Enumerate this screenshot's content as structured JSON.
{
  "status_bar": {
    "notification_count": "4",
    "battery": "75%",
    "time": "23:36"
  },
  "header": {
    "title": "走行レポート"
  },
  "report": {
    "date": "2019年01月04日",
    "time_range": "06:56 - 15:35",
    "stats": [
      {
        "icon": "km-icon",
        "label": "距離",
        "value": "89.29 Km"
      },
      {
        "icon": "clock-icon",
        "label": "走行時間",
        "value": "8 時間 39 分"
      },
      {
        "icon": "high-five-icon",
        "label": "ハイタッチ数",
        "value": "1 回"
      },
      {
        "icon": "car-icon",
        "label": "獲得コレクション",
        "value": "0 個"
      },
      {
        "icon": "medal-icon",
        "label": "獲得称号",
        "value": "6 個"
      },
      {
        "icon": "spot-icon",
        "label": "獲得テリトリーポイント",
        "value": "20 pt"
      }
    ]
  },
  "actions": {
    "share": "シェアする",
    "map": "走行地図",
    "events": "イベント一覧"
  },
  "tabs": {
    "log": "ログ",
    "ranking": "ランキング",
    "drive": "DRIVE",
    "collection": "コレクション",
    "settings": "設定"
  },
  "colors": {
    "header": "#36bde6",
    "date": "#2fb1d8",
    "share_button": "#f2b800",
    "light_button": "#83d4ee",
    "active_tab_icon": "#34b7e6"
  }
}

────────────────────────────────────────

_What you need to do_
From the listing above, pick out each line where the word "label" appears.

_Exercise response_
        "label": "距離",
        "label": "走行時間",
        "label": "ハイタッチ数",
        "label": "獲得コレクション",
        "label": "獲得称号",
        "label": "獲得テリトリーポイント",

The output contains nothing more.